The estimates for damages sustained in the Northeast during Hurricane Sandy have reached billions of dollars and confirm the initial reaction of many online observers scrolling through the photo galleries of destruction – most memorably, cars floating down the street. Still to be determined is how the estimated 230,000 lost or damaged vehicles will be replaced – and at what price. But there’s no question that the impact to the industry is nationwide. The affected area accounts for over 20 percent of overall vehicle sales.

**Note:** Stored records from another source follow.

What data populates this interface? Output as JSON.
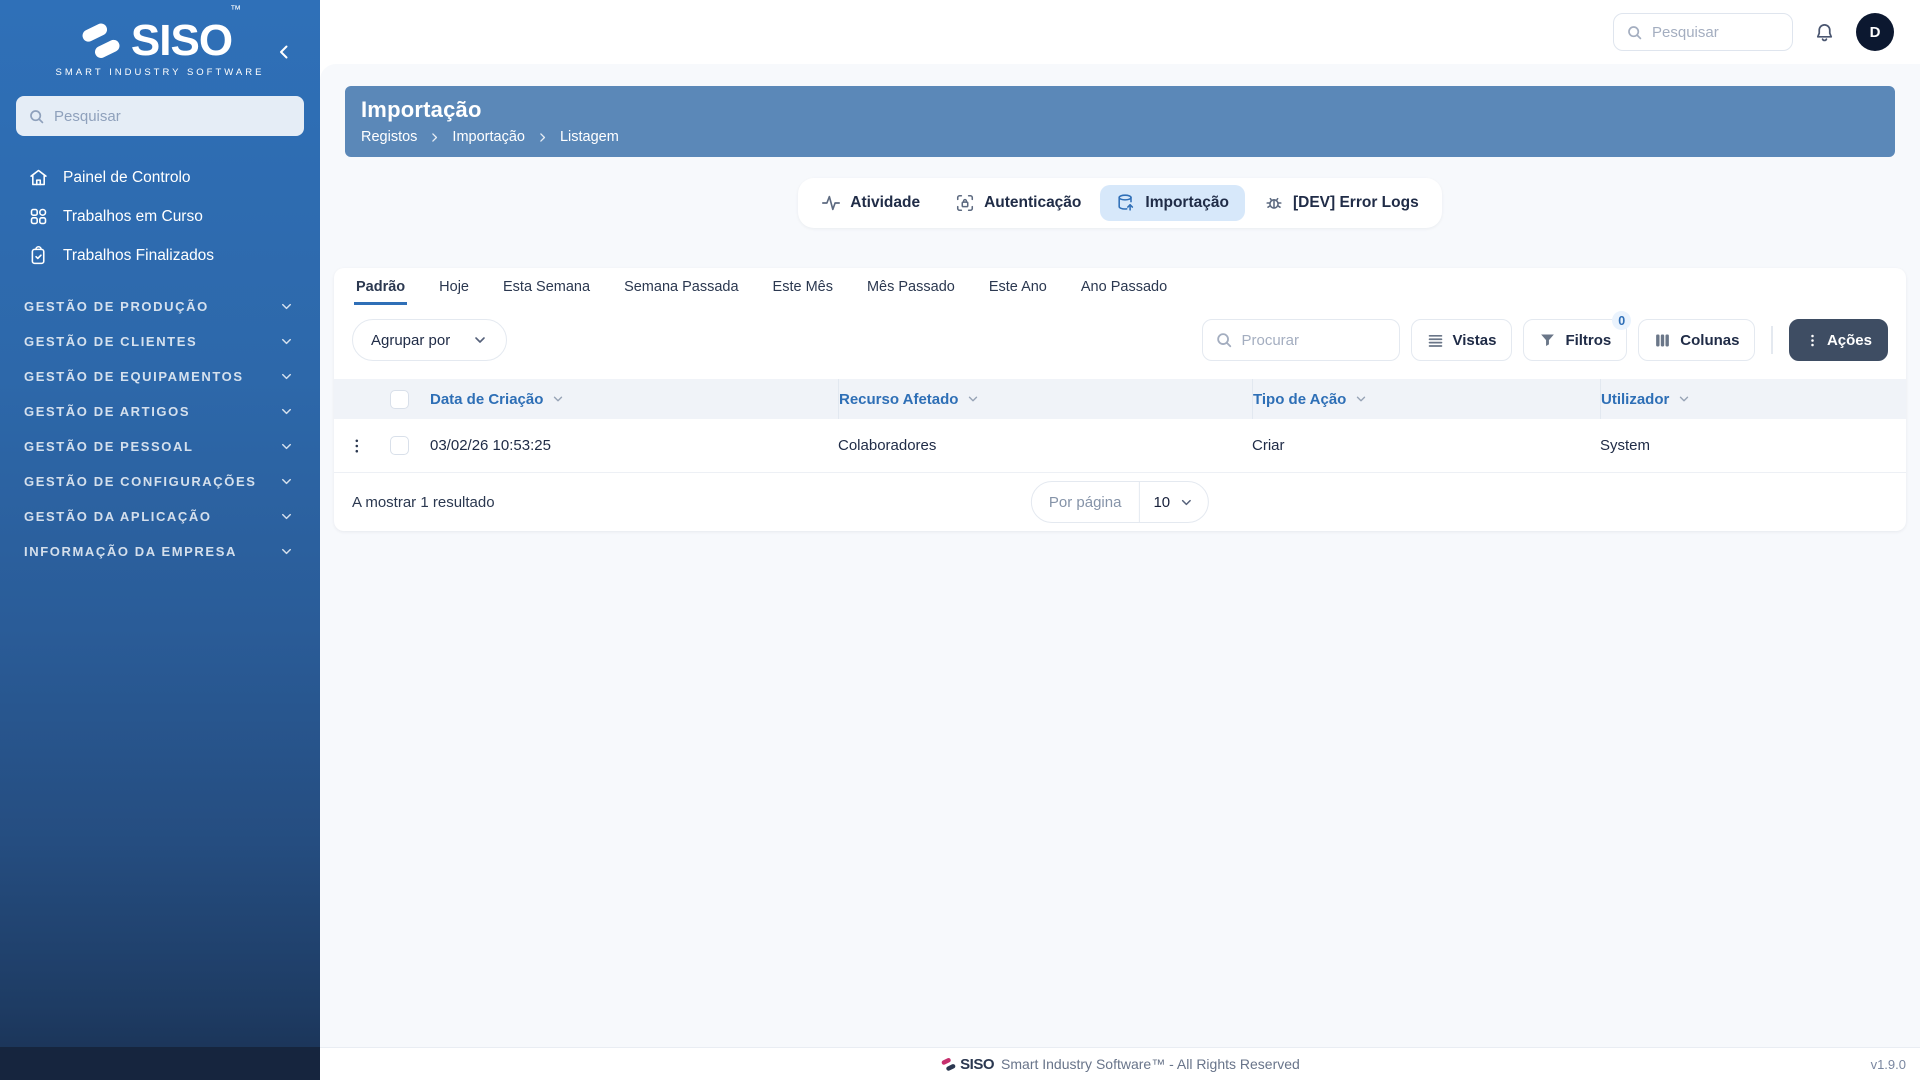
{
  "app": {
    "brand": "SISO",
    "trademark": "™",
    "brand_tagline": "SMART INDUSTRY SOFTWARE",
    "footer_text": "Smart Industry Software™ - All Rights Reserved",
    "version": "v1.9.0"
  },
  "sidebar": {
    "search_placeholder": "Pesquisar",
    "items": [
      {
        "icon": "home-icon",
        "label": "Painel de Controlo"
      },
      {
        "icon": "grid-icon",
        "label": "Trabalhos em Curso"
      },
      {
        "icon": "clipboard-check-icon",
        "label": "Trabalhos Finalizados"
      }
    ],
    "sections": [
      "GESTÃO DE PRODUÇÃO",
      "GESTÃO DE CLIENTES",
      "GESTÃO DE EQUIPAMENTOS",
      "GESTÃO DE ARTIGOS",
      "GESTÃO DE PESSOAL",
      "GESTÃO DE CONFIGURAÇÕES",
      "GESTÃO DA APLICAÇÃO",
      "INFORMAÇÃO DA EMPRESA"
    ]
  },
  "topbar": {
    "search_placeholder": "Pesquisar",
    "avatar_initial": "D"
  },
  "page": {
    "title": "Importação",
    "breadcrumbs": [
      "Registos",
      "Importação",
      "Listagem"
    ]
  },
  "tabs": [
    {
      "icon": "activity-icon",
      "label": "Atividade"
    },
    {
      "icon": "auth-scan-icon",
      "label": "Autenticação"
    },
    {
      "icon": "database-import-icon",
      "label": "Importação"
    },
    {
      "icon": "bug-icon",
      "label": "[DEV] Error Logs"
    }
  ],
  "filters": {
    "tabs": [
      "Padrão",
      "Hoje",
      "Esta Semana",
      "Semana Passada",
      "Este Mês",
      "Mês Passado",
      "Este Ano",
      "Ano Passado"
    ],
    "active": "Padrão"
  },
  "toolbar": {
    "group_by_label": "Agrupar por",
    "search_placeholder": "Procurar",
    "views_label": "Vistas",
    "filters_label": "Filtros",
    "filters_count": "0",
    "columns_label": "Colunas",
    "actions_label": "Ações"
  },
  "table": {
    "headers": [
      "Data de Criação",
      "Recurso Afetado",
      "Tipo de Ação",
      "Utilizador"
    ],
    "rows": [
      [
        "03/02/26 10:53:25",
        "Colaboradores",
        "Criar",
        "System"
      ]
    ],
    "footer": {
      "results_text": "A mostrar 1 resultado",
      "per_page_label": "Por página",
      "per_page_value": "10"
    }
  },
  "colors": {
    "accent": "#2f6fb7",
    "banner": "#5b88b8",
    "active_tab_bg": "#d7e8fa",
    "actions_button": "#3e4d63",
    "sidebar_top": "#2f70b8",
    "sidebar_bottom": "#1a3153"
  }
}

To bring this situation home, look at your current inventory not through a microscope, but a macro-scope to get the big picture. The pressure of used car demand is driving up wholesale prices so you could be ahead value-wise, certainly in the next few weeks. The upward price movement is a fluid condition that managers must monitor carefully, especially with the biggest sale week of the holiday season still ahead.
One other big picture positive I feel emerging is that fact-based used car shoppers are also aware of the supply and demand condition created in the wake of the storm – a situation that continues to get coverage online and on the networks. This can bring great results, but it is even more reason to make sure you are ahead of, or certainly anticipating, price movement across the board.
Here’s an educated guess: The used segment would have seen an uptick even without this “perfect storm.” I believe the fact that vehicles currently on the road are, on average, 10 years old was going to boost used car pricing anyway. As you will read in Strong’s December newsletter, our market is driving on borrowed time. Take a long look through the macro-scope because now is the perfect time to focus on your used car big picture.
John Paul Strong
John Paul Strong combines his two decades of automotive marketing experience with a team of more than 140 professionals as owner and CEO of Strong Automotive Merchandising.